In the Lakeview neighborhood, the median rent for a one-bedroom apartment is $1,380, down slightly from a year ago.
This unit on West Diversey Parkway rents for $1,450 a month.
With a median rent of $1,970, a one-bedroom on the cityís near west side is more expensive than a year ago. This remodeled unit in the 500 block of West Kinzie rents for $1.914 a month.
The South Loop continues to see an influx of new apartment buildings, and the median rent for a one-bedroom unit is $1,730. This Vesta Lofts unit rents for $1,700.
Logan Square, which includes Bucktown, is a sought-after area and the median monthly rent of $1,350 for a one-bedroom is more than $100 higher than a year ago. This unit on North Kimball rents for $1,350 a month.
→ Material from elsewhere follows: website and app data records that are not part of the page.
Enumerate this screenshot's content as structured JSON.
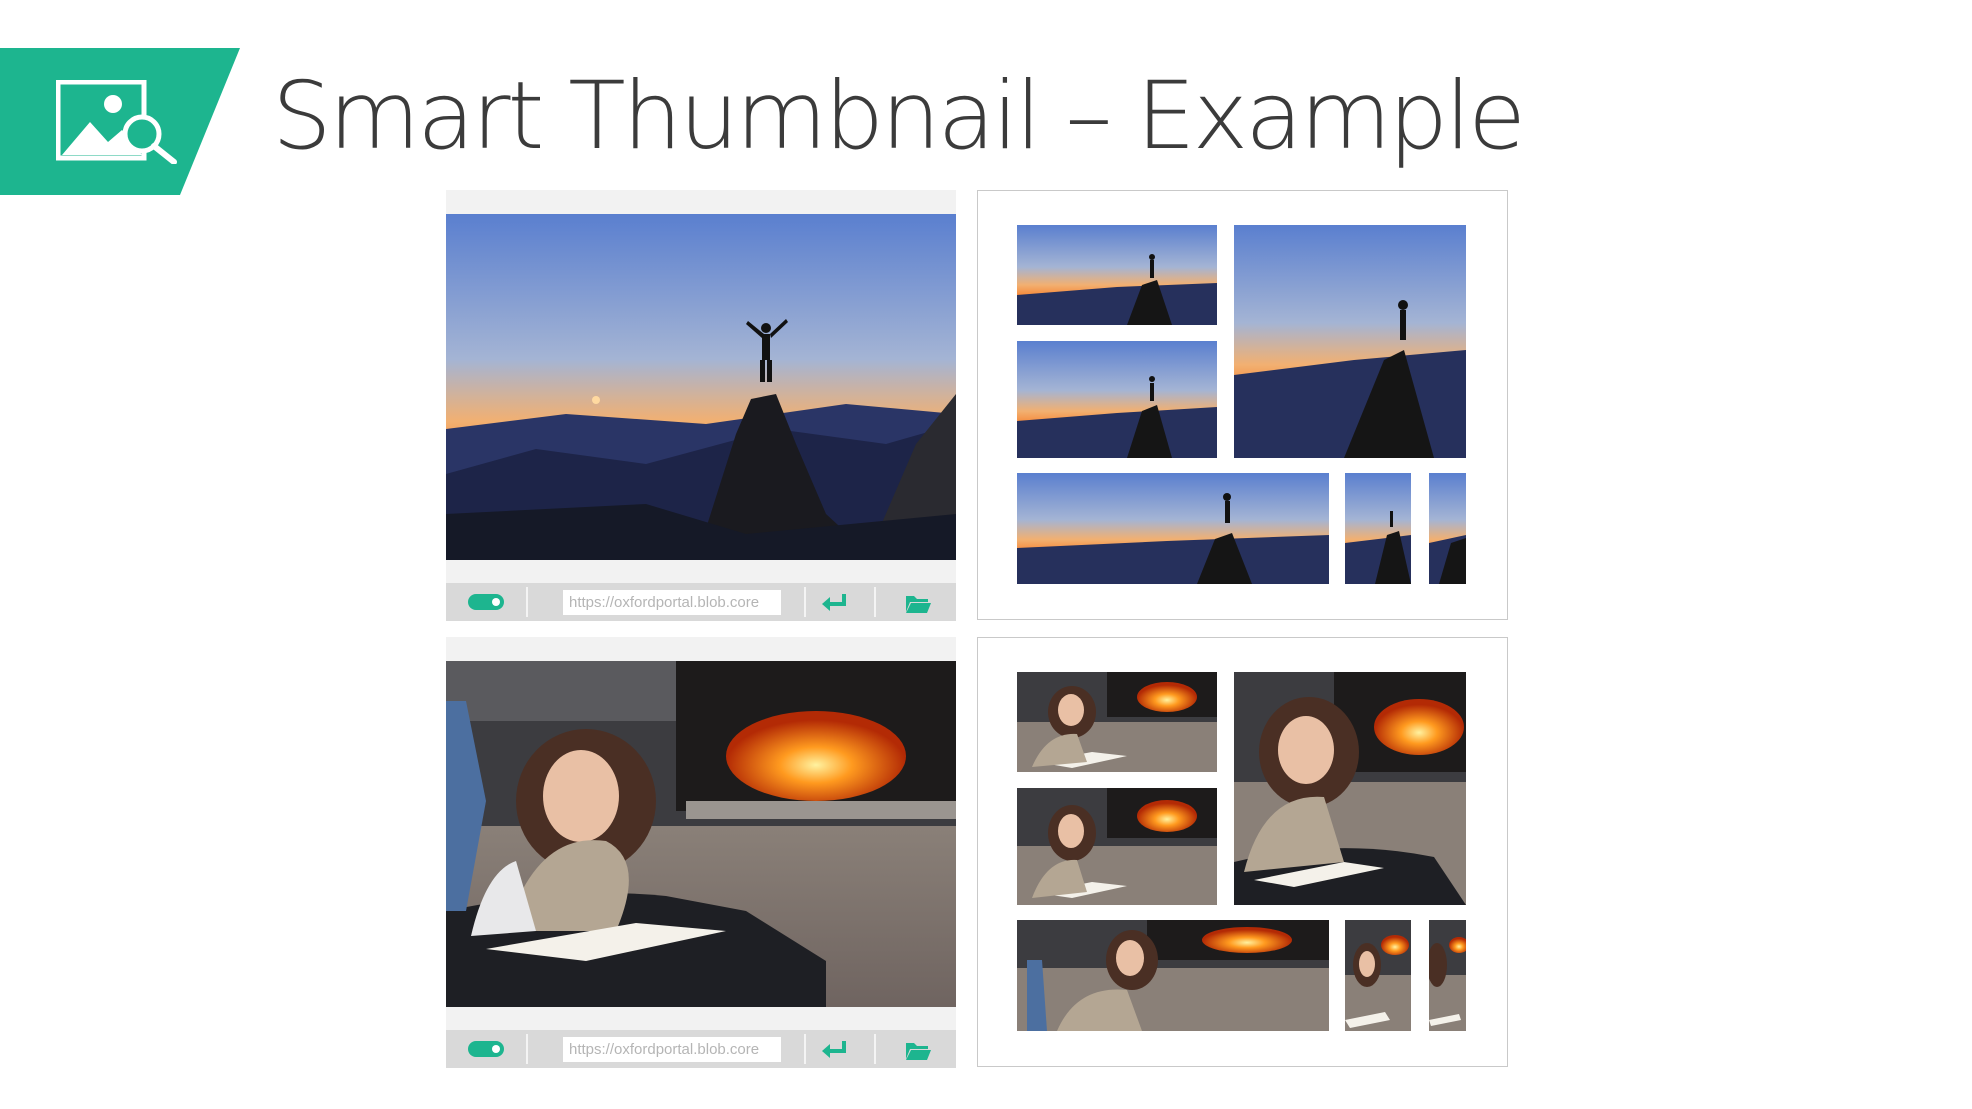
{
  "slide": {
    "title": "Smart Thumbnail – Example",
    "accent_color": "#1db58f",
    "logo_icon": "image-search-icon"
  },
  "examples": [
    {
      "scene": "mountain-sunset",
      "viewer": {
        "url_value": "https://oxfordportal.blob.core",
        "toggle_icon": "toggle-on-icon",
        "submit_icon": "enter-arrow-icon",
        "folder_icon": "folder-open-icon"
      },
      "thumbnails": [
        "wide-crop",
        "square-crop",
        "wide-crop",
        "panorama-crop",
        "tall-crop",
        "narrow-crop"
      ]
    },
    {
      "scene": "woman-reading-by-fireplace",
      "viewer": {
        "url_value": "https://oxfordportal.blob.core",
        "toggle_icon": "toggle-on-icon",
        "submit_icon": "enter-arrow-icon",
        "folder_icon": "folder-open-icon"
      },
      "thumbnails": [
        "wide-crop",
        "square-crop",
        "wide-crop",
        "panorama-crop",
        "tall-crop",
        "narrow-crop"
      ]
    }
  ]
}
Median rents for a one-bedroom apartment in Lincoln Park are up more than 6 percent from a year ago, to $1,680 a month. This unit at 2555 N. Clark rents for $1,694 a month.
The median rent for a one-bedroom apartment in Chicagoís West Town neighborhood is down slightly from last year, to $1,850. This one-bedroom unit at Mondial rents for $1,900 a month.
Median rents on Chicagoís Near North Side, which includes trendy River North, are the cityís highest, with a median monthly rent of $2,070 for a one-bedroom apartment. This unit on East Chestnut Street rents for $1,950 a month.
Rents in the Loop also have moved up from a year ago, to a median price of $2,000 for a one-bedroom apartment. This unit on South Clark Street rents for $2,000 a month.